ShareThis Page

Quaker Valley grad Bemis finds continued success with indoor track and field

| Wednesday, March 13, 2013, 9:00 p.m.
Quaker Valley graduate Tabitha Bemis was named the 2013 PSAC indoor track and field championship field MVP and Overall Most Valuable Athlete.
Ryan Baker I Edinboro University
Quaker Valley graduate Tabitha Bemis was named the 2013 PSAC indoor track and field championship field MVP and Overall Most Valuable Athlete.

Tabitha Bemis had already enjoyed a busy weekend at the PSAC Indoor Track and Field Championships on Feb. 23 and 24 by winning the 60-meter hurdles, triple jump and long jump.

But that all came before the Quaker Valley graduate was thrust into Edinboro's 4x400-meter relay team on short notice and led the team to victory, prompting Bemis to be named the 2013 PSAC indoor track and field championship field MVP and Overall Most Valuable Athlete as she led Edinboro to a second-place finish.

Edinboro's top runner on the 4x400-meter relay team was unable to compete after being in emergency care the night before with pneumonia, so Fighting Scots coach Doug Watts turned to Bemis, a junior, to fill the void and run as the second leg in the race, despite a lack of preparation.

“You can't deny, once she got that baton, she could have got beat but she has something tremendously special that can pull out,” Watts said. “I'm not telling you that she ran for herself in any way whatsoever. She ran for the team and the effect that it could have with everybody else.”

“The 4x4 was the icing on the cake,” Bemis said. “I think that was the highlight of the meet for me.”

But the 4x400 victory was just one of many highlights for the former Quaker Valley standout, who took home gold in four events at the PSAC championship.

Bemis won the long jump on the first day of the event before claiming the title in the triple jump (11.86 meters) and 60-meter hurdles championship with a time of 8.60 in the event's second day.

Winning those three individual titles to go along with her team title in the relay made Bemis an easy choice for the meet's top honors, an award she is grateful to have won. She also was named the Atlantic Region's athlete of the year for the second straight season.

“It's an honor just knowing that I could come in and I really just wanted to perform how I knew I could perform and wherever that put me was great,” Bemis said. “My performance wasn't the best I wanted, but it ended up being the best that day.”

The All-Atlantic Region honoree quickly turned her attention to the NCAA Division II Indoor Track and Field Championships over the weekend in Birmingham, Ala.

Bemis, a two-time All-American, triple jumped 12.04 meters, which was good enough for 11th overall. She also ran to a 16th-place finish in the 60-meter hurdles (8.90) and jumped to the 12th-place finish in the long jump (5.68 meters).

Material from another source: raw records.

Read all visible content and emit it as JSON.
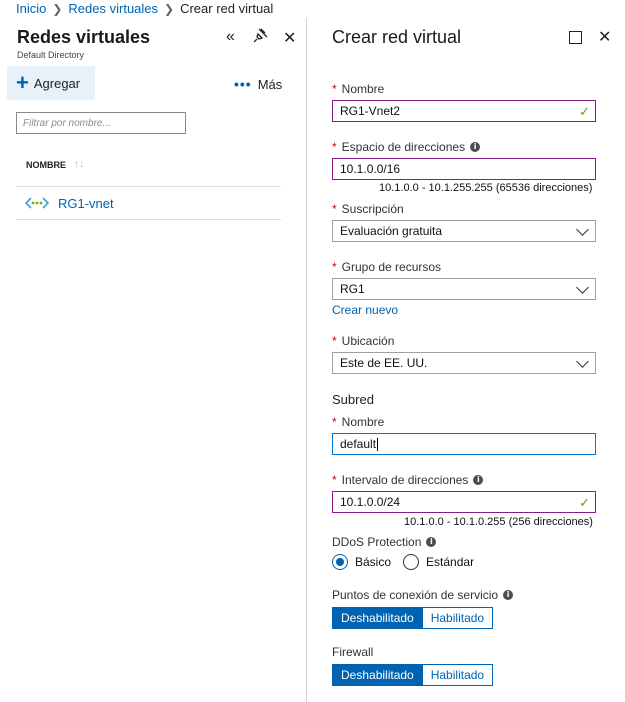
{
  "breadcrumb": {
    "items": [
      "Inicio",
      "Redes virtuales",
      "Crear red virtual"
    ]
  },
  "left_blade": {
    "title": "Redes virtuales",
    "subtitle": "Default Directory",
    "add_label": "Agregar",
    "more_label": "Más",
    "filter_placeholder": "Filtrar por nombre...",
    "column_header": "NOMBRE",
    "rows": [
      {
        "name": "RG1-vnet"
      }
    ]
  },
  "right_blade": {
    "title": "Crear red virtual",
    "name": {
      "label": "Nombre",
      "value": "RG1-Vnet2"
    },
    "address_space": {
      "label": "Espacio de direcciones",
      "value": "10.1.0.0/16",
      "hint": "10.1.0.0 - 10.1.255.255 (65536 direcciones)"
    },
    "subscription": {
      "label": "Suscripción",
      "value": "Evaluación gratuita"
    },
    "resource_group": {
      "label": "Grupo de recursos",
      "value": "RG1",
      "create_new": "Crear nuevo"
    },
    "location": {
      "label": "Ubicación",
      "value": "Este de EE. UU."
    },
    "subnet": {
      "section": "Subred",
      "name": {
        "label": "Nombre",
        "value": "default"
      },
      "address_range": {
        "label": "Intervalo de direcciones",
        "value": "10.1.0.0/24",
        "hint": "10.1.0.0 - 10.1.0.255 (256 direcciones)"
      }
    },
    "ddos": {
      "label": "DDoS Protection",
      "options": [
        "Básico",
        "Estándar"
      ],
      "selected": "Básico"
    },
    "service_endpoints": {
      "label": "Puntos de conexión de servicio",
      "options": [
        "Deshabilitado",
        "Habilitado"
      ],
      "selected": "Deshabilitado"
    },
    "firewall": {
      "label": "Firewall",
      "options": [
        "Deshabilitado",
        "Habilitado"
      ],
      "selected": "Deshabilitado"
    }
  },
  "colors": {
    "accent": "#0063b1",
    "valid_check": "#57a300",
    "required": "#d00000"
  }
}
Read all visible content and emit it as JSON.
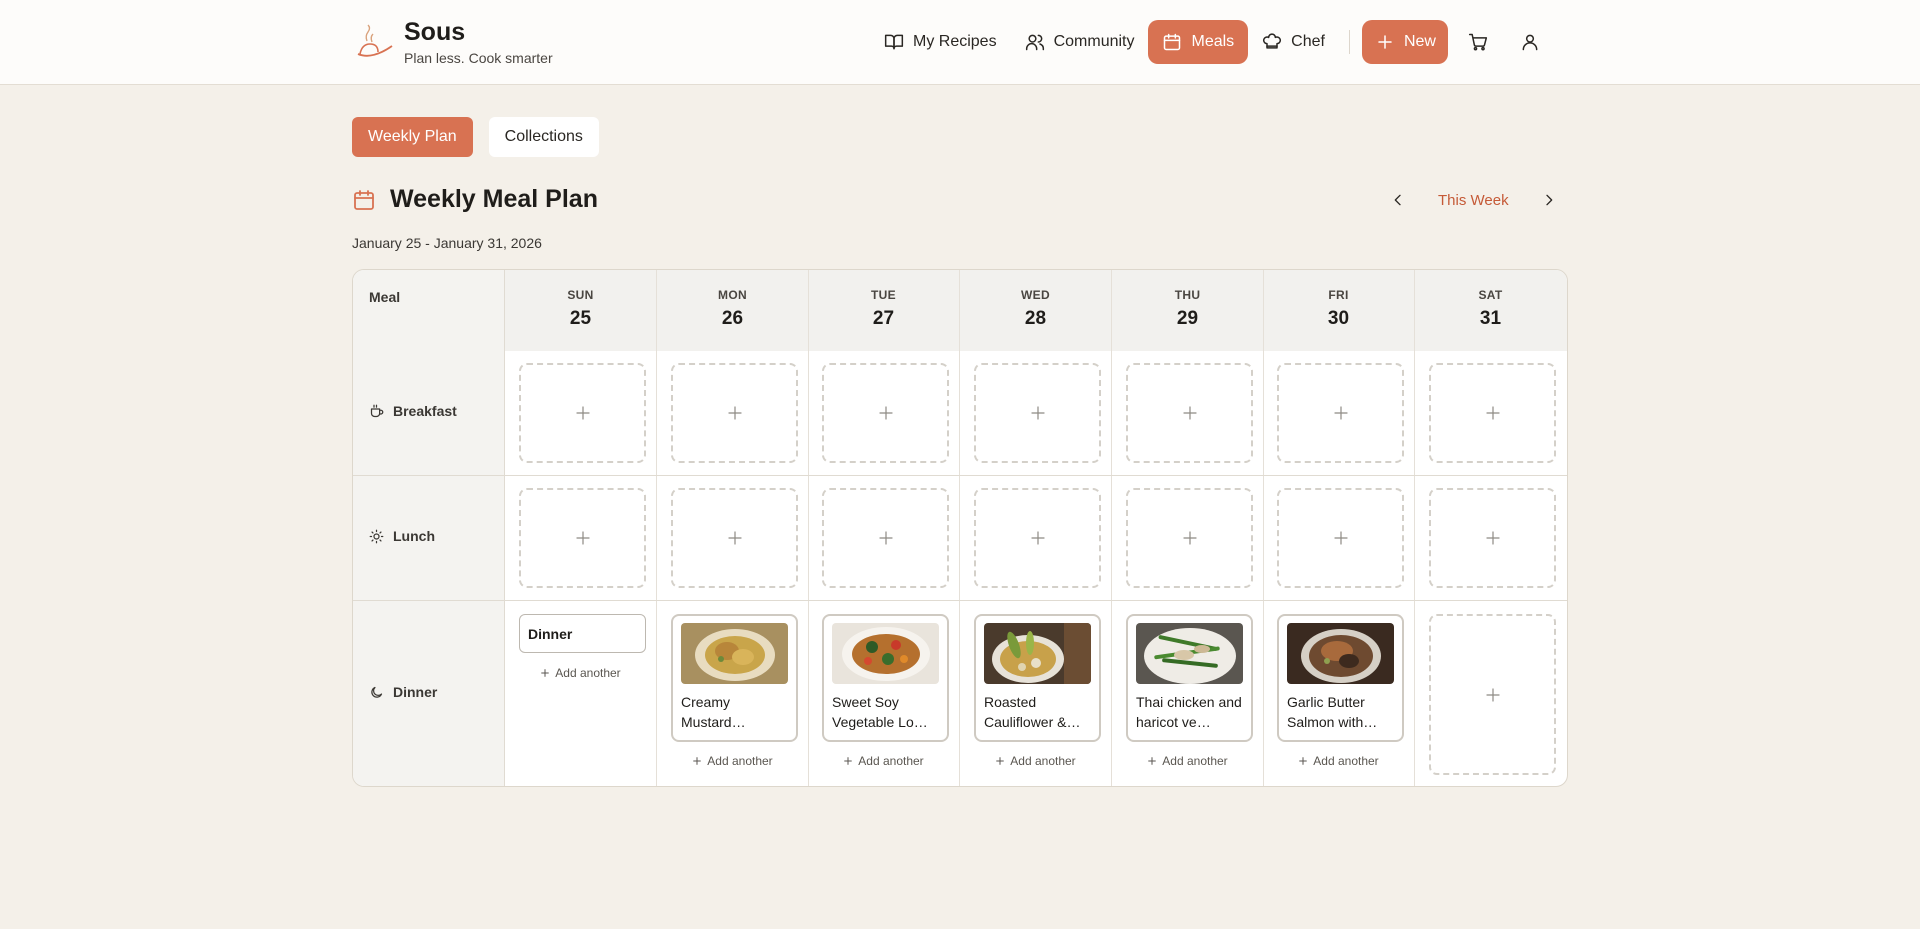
{
  "brand": {
    "name": "Sous",
    "tagline": "Plan less. Cook smarter"
  },
  "nav": {
    "my_recipes": "My Recipes",
    "community": "Community",
    "meals": "Meals",
    "chef": "Chef",
    "new": "New"
  },
  "tabs": {
    "weekly_plan": "Weekly Plan",
    "collections": "Collections"
  },
  "page": {
    "title": "Weekly Meal Plan",
    "this_week": "This Week",
    "date_range": "January 25 - January 31, 2026"
  },
  "grid": {
    "meal_header": "Meal",
    "days": [
      {
        "dow": "SUN",
        "num": "25"
      },
      {
        "dow": "MON",
        "num": "26"
      },
      {
        "dow": "TUE",
        "num": "27"
      },
      {
        "dow": "WED",
        "num": "28"
      },
      {
        "dow": "THU",
        "num": "29"
      },
      {
        "dow": "FRI",
        "num": "30"
      },
      {
        "dow": "SAT",
        "num": "31"
      }
    ],
    "meals": {
      "breakfast": "Breakfast",
      "lunch": "Lunch",
      "dinner": "Dinner"
    },
    "sunday_dinner_input": "Dinner",
    "add_another": "Add another",
    "dinners": [
      {
        "name": "Creamy Mustard…"
      },
      {
        "name": "Sweet Soy Vegetable Lo…"
      },
      {
        "name": "Roasted Cauliflower &…"
      },
      {
        "name": "Thai chicken and haricot ve…"
      },
      {
        "name": "Garlic Butter Salmon with…"
      }
    ]
  },
  "colors": {
    "accent": "#d87252",
    "background": "#f4f0e9",
    "accent_text": "#c55a37"
  }
}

While Watts said it's always great to be named as an All-American, that isn't necessarily the outward goal he has for Bemis this year.

“I don't care if she's an All-American or not,” Watts said prior to the national meet. “That's not the measurement of who she was, she already proved who she was.

“You've more than achieved our goals. She's more than achieved what she's needed to do as a good runner and a good jumper so whatever comes out of there is only going to be truly icing on the cake.”

Alex Oltmanns is a freelance writer.

TribLIVE commenting policy

You are solely responsible for your comments and by using you agree to our Terms of Service.

We moderate comments. Our goal is to provide substantive commentary for a general readership. By screening submissions, we provide a space where readers can share intelligent and informed commentary that enhances the quality of our news and information.

While most comments will be posted if they are on-topic and not abusive, moderating decisions are subjective. We will make them as carefully and consistently as we can. Because of the volume of reader comments, we cannot review individual moderation decisions with readers.

We value thoughtful comments representing a range of views that make their point quickly and politely. We make an effort to protect discussions from repeated comments either by the same reader or different readers

We follow the same standards for taste as the daily newspaper. A few things we won't tolerate: personal attacks, obscenity, vulgarity, profanity (including expletives and letters followed by dashes), commercial promotion, impersonations, incoherence, proselytizing and SHOUTING. Don't include URLs to Web sites.

We do not edit comments. They are either approved or deleted. We reserve the right to edit a comment that is quoted or excerpted in an article. In this case, we may fix spelling and punctuation.

We welcome strong opinions and criticism of our work, but we don't want comments to become bogged down with discussions of our policies and we will moderate accordingly.

We appreciate it when readers and people quoted in articles or blog posts point out errors of fact or emphasis and will investigate all assertions. But these suggestions should be sent via e-mail. To avoid distracting other readers, we won't publish comments that suggest a correction. Instead, corrections will be made in a blog post or in an article.